A Rare Glimpse of New Artists Coming Out of Iran
One of the more intriguing playlists that ended up on the hard drive here last year was the Homanity compilation of recent music by Iranian artists, streaming at Spotify. The segues are weird, but that’s to be expected considering the diversity of styles on it.
It’s on the quiet side, more influenced by traditional Iranian folk, European pop and art-rock sounds than the inimitably funky psychedelia that was all the rage there before the 1979 counterrevolution. The fourteen artists on the record sing in Farsi. A promised cheat sheet for Farsi-deprived English speakers never materialized, but, many stranger things have happened over the past twenty-one hellish months. At this point, it’s a miracle that artists outside the free world continue to release any music at all.
The first track is crooner Sattar’s Farghi Nemikoneh, a lilting midtempo minor-key folk-rock tune with a delicately melismatic string section and a nimbly picked interweave of acoustic and electric guitars. Chanteuse Nikita goes for understated Eurovision drama in the second track, Yadam Nemire, which could be the Gipsy Kings with a woman out front.

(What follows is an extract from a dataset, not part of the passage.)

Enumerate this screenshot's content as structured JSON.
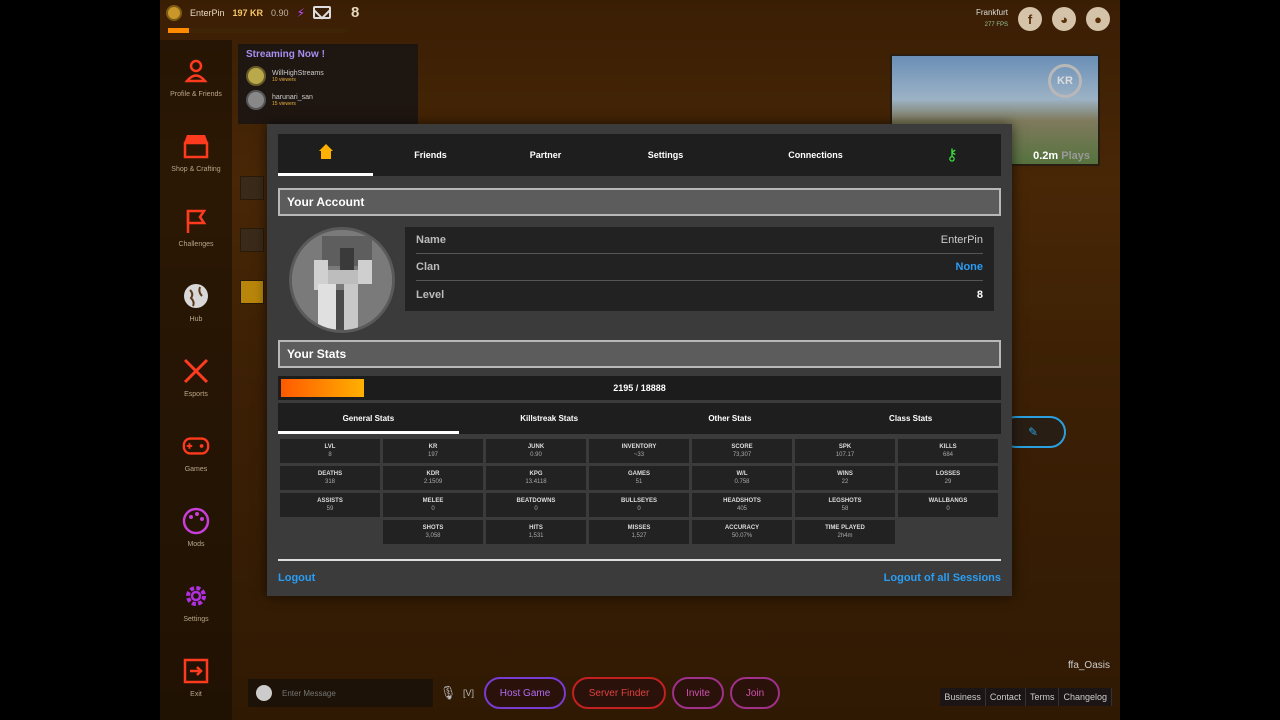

TarantisT contribute Soldiering, a steadily marching, surreal mashup of death metal, hip-hop and 80s goth. Singer Shery M channels muted angst and full-on longing over neoromantic piano and spare rock guitar in Havaye Khooneh.
The best-known band here, Kiosk are represented by Parviz, an uncharacteristically low-key, twinkling Iranian approximation of late 60s Velvet Underground. There’s more moody, chanteusey trip-hop with Shab, by Shaya and Soltan, by Justina.
Bardia Taghipour builds his warily rising and falling ballad, Baba, around a familiar art-rock descending riff. Hero & Frya‘s In Manam harks back to 70s American acid rock. The lone hip-hop track here is Raay Bee Raay, by Behrouz Ghaemi.
Arash Rahbary features in two stark, spare poetic epics: Khoon Bood, with activist and dissenter Fatemeh Ekhtesari, and Gorbeh, with Mehdi Moousavi.